Poster artist and architect
Jan Sawka, 65, a noted Polish American artist and architect whose designs included posters for theatrical productions and touring sets for the Grateful Dead, died Thursday after suffering a heart attack at his studio and home in High Falls, N.Y., his family said in a statement.
Sawka (pronounced SAFF-ka) had 70 solo shows at international museums and galleries, and his paintings, posters and prints hang in more than 60 museums around the world. He had just completed a multimedia piece titled “The Voyage” set to tour next year with former Grateful Dead drummer Mickey Hart.
In 2010, Sawka’s work was featured as part of Westways magazine’s cover art program on display at the Pasadena Museum of California Art. The artist painted his first impressions of Los Angeles after a day on the Sunset Strip in 1978.
“I took a notebook and markers and walked down Sunset Boulevard,” Sawka told The Times. “It was awful and strangely beautiful how billboards dominated human life.”
Sawka was born Dec. 10, 1946, in Zabrze, Poland, to a linguist mother and an architect father, who was imprisoned during the Stalin era.
Sawka completed two master’s degrees — in painting and printmaking and in architectural engineering — and in his 20s became a star of the Polish poster school.

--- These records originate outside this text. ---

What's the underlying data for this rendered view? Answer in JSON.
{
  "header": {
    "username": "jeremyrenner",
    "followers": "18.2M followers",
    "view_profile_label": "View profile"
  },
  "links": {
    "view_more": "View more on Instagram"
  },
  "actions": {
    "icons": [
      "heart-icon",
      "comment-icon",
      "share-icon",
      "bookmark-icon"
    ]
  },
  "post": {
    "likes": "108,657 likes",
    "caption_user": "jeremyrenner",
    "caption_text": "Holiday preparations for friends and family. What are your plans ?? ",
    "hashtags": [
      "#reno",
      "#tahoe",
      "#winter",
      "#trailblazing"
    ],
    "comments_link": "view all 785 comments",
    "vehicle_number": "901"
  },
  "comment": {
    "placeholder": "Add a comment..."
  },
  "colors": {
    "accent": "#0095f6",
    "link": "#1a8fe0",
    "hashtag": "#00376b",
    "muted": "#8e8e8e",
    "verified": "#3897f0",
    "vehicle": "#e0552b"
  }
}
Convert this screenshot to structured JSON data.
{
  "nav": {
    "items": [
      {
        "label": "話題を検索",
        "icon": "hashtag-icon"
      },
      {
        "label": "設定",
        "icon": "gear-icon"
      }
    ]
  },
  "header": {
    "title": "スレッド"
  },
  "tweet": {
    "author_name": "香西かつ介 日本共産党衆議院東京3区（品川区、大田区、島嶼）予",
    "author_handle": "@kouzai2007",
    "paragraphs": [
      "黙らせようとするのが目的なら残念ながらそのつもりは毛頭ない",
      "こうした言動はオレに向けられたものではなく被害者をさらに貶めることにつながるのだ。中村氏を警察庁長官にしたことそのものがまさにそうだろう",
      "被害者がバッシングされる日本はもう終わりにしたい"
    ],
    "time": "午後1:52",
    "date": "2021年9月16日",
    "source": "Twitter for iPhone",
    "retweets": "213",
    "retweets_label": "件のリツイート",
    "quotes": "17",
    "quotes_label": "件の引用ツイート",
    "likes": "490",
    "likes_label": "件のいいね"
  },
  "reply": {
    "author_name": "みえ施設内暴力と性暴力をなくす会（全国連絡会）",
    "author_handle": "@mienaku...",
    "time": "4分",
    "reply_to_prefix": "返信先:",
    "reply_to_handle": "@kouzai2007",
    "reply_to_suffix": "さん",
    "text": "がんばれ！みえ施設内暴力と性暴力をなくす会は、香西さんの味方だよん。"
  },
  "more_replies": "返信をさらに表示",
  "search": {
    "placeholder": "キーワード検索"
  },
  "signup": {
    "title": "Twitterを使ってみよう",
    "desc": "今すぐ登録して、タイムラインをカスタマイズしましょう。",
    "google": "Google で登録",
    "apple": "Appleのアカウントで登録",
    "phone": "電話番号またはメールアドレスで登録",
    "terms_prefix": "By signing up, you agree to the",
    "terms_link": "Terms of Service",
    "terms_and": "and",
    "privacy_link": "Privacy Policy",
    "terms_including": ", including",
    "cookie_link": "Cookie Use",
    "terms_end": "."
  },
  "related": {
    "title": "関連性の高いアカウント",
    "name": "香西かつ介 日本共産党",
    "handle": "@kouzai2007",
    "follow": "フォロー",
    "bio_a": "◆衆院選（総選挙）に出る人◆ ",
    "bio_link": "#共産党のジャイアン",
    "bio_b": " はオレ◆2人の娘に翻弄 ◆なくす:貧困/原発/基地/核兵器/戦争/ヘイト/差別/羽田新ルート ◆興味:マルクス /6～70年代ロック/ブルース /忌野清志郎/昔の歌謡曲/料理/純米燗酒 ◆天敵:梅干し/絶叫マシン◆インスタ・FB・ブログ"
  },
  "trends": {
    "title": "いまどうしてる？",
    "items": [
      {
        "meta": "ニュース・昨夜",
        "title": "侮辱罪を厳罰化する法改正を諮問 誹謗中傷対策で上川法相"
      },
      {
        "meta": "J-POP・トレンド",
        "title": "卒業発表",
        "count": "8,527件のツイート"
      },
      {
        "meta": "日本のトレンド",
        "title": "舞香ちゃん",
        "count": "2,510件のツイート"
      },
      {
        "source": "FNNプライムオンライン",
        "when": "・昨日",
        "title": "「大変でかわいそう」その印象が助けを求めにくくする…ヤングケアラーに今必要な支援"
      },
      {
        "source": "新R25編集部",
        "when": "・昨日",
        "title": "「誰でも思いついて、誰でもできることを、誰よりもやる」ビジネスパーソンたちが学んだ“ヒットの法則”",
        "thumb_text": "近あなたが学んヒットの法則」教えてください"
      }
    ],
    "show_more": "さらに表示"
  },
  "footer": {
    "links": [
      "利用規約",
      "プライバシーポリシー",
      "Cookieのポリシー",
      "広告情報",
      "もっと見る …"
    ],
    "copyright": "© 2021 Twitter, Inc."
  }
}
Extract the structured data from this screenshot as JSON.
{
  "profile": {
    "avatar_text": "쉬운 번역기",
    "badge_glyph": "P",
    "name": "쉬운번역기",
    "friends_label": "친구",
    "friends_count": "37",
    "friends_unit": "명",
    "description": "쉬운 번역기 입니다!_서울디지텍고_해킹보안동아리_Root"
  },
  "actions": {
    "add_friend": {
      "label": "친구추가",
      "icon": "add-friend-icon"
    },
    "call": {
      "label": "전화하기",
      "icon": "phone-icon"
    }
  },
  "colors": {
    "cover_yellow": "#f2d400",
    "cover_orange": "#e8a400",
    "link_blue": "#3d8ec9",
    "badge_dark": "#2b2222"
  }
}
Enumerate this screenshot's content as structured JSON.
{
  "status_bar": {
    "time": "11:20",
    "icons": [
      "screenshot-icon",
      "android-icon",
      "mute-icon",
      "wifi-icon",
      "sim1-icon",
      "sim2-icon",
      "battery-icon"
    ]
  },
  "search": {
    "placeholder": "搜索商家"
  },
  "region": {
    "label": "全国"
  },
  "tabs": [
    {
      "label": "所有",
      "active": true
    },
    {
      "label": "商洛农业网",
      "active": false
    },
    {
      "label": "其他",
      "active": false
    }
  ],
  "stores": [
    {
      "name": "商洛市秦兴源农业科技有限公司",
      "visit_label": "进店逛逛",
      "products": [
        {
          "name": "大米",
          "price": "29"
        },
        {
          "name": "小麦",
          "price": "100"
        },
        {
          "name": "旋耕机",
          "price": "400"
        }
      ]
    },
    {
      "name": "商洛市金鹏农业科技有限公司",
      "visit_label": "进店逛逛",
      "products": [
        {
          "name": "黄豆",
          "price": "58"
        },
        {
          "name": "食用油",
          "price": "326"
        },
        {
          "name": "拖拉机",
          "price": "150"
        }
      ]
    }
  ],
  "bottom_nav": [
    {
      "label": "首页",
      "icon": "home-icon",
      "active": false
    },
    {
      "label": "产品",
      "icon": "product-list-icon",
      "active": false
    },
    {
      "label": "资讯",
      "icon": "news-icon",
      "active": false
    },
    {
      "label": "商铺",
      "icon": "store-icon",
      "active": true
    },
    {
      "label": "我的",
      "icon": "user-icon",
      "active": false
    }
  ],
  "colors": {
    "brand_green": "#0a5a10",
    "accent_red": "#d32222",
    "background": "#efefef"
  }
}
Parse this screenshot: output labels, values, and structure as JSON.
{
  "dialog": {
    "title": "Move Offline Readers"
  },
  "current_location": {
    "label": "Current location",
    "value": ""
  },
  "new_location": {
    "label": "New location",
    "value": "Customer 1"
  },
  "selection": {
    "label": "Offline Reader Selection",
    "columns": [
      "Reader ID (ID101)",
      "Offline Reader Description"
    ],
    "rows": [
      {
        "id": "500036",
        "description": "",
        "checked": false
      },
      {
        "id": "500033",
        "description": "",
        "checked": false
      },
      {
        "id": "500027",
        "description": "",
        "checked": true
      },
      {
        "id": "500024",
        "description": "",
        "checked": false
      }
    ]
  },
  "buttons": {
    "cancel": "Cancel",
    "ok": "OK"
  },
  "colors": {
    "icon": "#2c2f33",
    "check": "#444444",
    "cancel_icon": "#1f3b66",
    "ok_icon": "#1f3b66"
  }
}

Sawka was exiled from Poland in 1976 for his involvement in the Polish and American counterculture movements.
A year later, he moved to New York, where he produced editorial commentary drawings for the New York Times and designed theaters including the Harold Clurman, Jean Cocteau Repertory and Samuel Beckett.
Sawka was also known for his genre-bridging collaborations, including a 10-story set for the Grateful Dead’s 25th anniversary tour and interactive sculptures inspired by Japanese technology studios.
— Los Angeles Times staff and wire reports